How integrity in upper management can have unintended negative effects
There’s a scene in the movie Black Panther in which King T’Challa enters a casino with his army general, the formidable Okoye. She’s trying to blend in with the crowd, so she sports an itchy wig on her boldly tattooed head. She bristles at the disguise, but when the moment comes to fight, the wig flies off. Unencumbered by the facade, she reveals her true self in all her glory and, as Patricia Faison Hewlin, an Associate Professor of Organizational Behaviour at McGill University says with a laugh, “She just goes to work!”
Hewlin loves the scene for showing that when someone is their authentic self they are a better worker, a topic she has explored from many angles.

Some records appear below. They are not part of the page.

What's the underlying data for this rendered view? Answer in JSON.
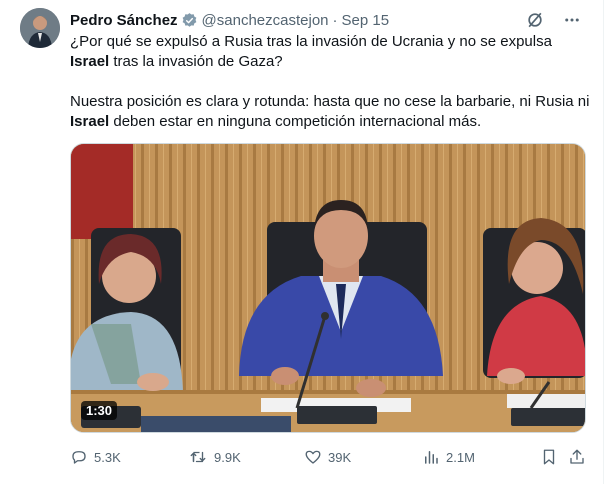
{
  "author": {
    "name": "Pedro Sánchez",
    "handle": "@sanchezcastejon",
    "separator": "·",
    "date": "Sep 15"
  },
  "tweet": {
    "p1_a": "¿Por qué se expulsó a Rusia tras la invasión de Ucrania y no se expulsa ",
    "p1_bold": "Israel",
    "p1_b": " tras la invasión de Gaza?",
    "p2_a": "Nuestra posición es clara y rotunda: hasta que no cese la barbarie, ni Rusia ni ",
    "p2_bold": "Israel",
    "p2_b": " deben estar en ninguna competición internacional más."
  },
  "media": {
    "duration": "1:30"
  },
  "actions": {
    "replies": "5.3K",
    "reposts": "9.9K",
    "likes": "39K",
    "views": "2.1M"
  },
  "icons": {
    "verified": "verified-badge-icon",
    "grok": "grok-icon",
    "more": "more-icon",
    "reply": "reply-icon",
    "repost": "repost-icon",
    "like": "like-icon",
    "views": "views-icon",
    "bookmark": "bookmark-icon",
    "share": "share-icon"
  },
  "colors": {
    "text": "#0f1419",
    "secondary": "#536471",
    "verified": "#829aab"
  }
}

For instance, she has found that employees are more likely to put up facades of conformity when the organization’s values don’t correspond with their own. The differences could concern political or religious beliefs, the employee could be a gender or socio-economic minority within the workplace, or could have different approaches to family-work balance. Making an effort to look as though one conforms isn’t surprising; after all, people want to feel comfortable as part of the group.
The boss effect
Recently, Hewlin and her co-authors Tracy L. Dumas (Ohio State University) and Meredith Flowers Burnett (American Institutes for Research) decided to look at another factor that can have an impact on how people portray themselves at work: the boss. They explored how a boss’ integrity has an effect on whether an employee is being true to her/his own identity, even when there’s a disconnect with the group’s values.
If there were a boss who demonstrated integrity—who was consistent, trustworthy, and fair—would employees feel more comfortable being their authentic selves?
To test the influence of leader integrity on employee authenticity, the researchers conducted two studies. First, they developed a survey experiment that was administered to a group of undergraduates who were asked to express their opinion anonymously on a fictional university policy. Once their opinions were submitted, gossip was leaked in a chatroom devised by the researchers about the survey leader’s integrity or lack thereof. Then discussions about the fictional policy ensued and the students’ comments were compared with their previously stated views.
Second, Hewlin and her team deployed a survey to full-time employees to gauge (i) whether their values aligned with their organization, (ii) if they perceived integrity among their leadership, and (iii) if they felt comfortable expressing views that conflicted with those upheld by their organization.
In both cases, they found that if employees were already aligned with the organization, a good leader makes little difference in how they expressed themselves. On the other hand, those who didn’t fit in with the party line put up a facade by pretending to subscribe to the organization’s stated values.
Ironically, the leader who best accommodates authentic expression of self is the boss with the least integrity. People will unabashedly say what they really think if they perceive lousy leadership.
Hewlin believes it comes down to respect. If there’s a boss with low integrity, “Workers will be more authentic in their behaviour. It’s more about, well, I’m not going to respect them so I’ll do as I please,” she says. Conversely, if someone doesn’t agree with perceived norms but respects and admires the leader, that person will be more likely to shelve their differences and not rock the boat.
Overcoming workplace facades
There can be benefits to a little facade in the workplace. As Hewlin points out, “I’ve had executives raise their hands in class and say, ‘I don’t mind facades; it keeps things calm!’” Certainly, raucous differences don’t need to be aired all day long. There should be enough accord for a team to be able to get the task done.
But all this cover up and disingenuousness takes a toll. It’s uncomfortable for workers to spend emotional energy on somehow curtailing themselves, like not speaking their true mind at meetings, or believing they can’t share anecdotes about their lives or give an opinion without social repercussions. They could become ambivalent or depressed—they become less engaged with the job and their work suffers.
So what’s a good boss to do? If you’re a boss with integrity, you might assume that people will feel at ease coming to you with a variety of perspectives, and you want to encourage that. After all, it’s been shown that divergent opinions and diverse backgrounds are healthy and productive for organizations. But you must also recognize that people may not want to appear out of line, particularly if they respect you.
A leader must acknowledge workers’ deference, Hewlin says, but also be explicit in saying that a multitude of ideas are welcome. The challenge may be to provide space for these differences to blossom—town halls, open forums, or affinity groups can help. A leader needs to create an environment where people can come to work and feel valued for being their true selves.
Hewlin suggests that a boss can say, “I actually need to hear your different perspectives in order for us to learn from each other and innovate as an organization.” For progress to take place, diversity is crucial. The trick is keeping dissent and constructive critique relevant while allowing for authenticity among all members of the group.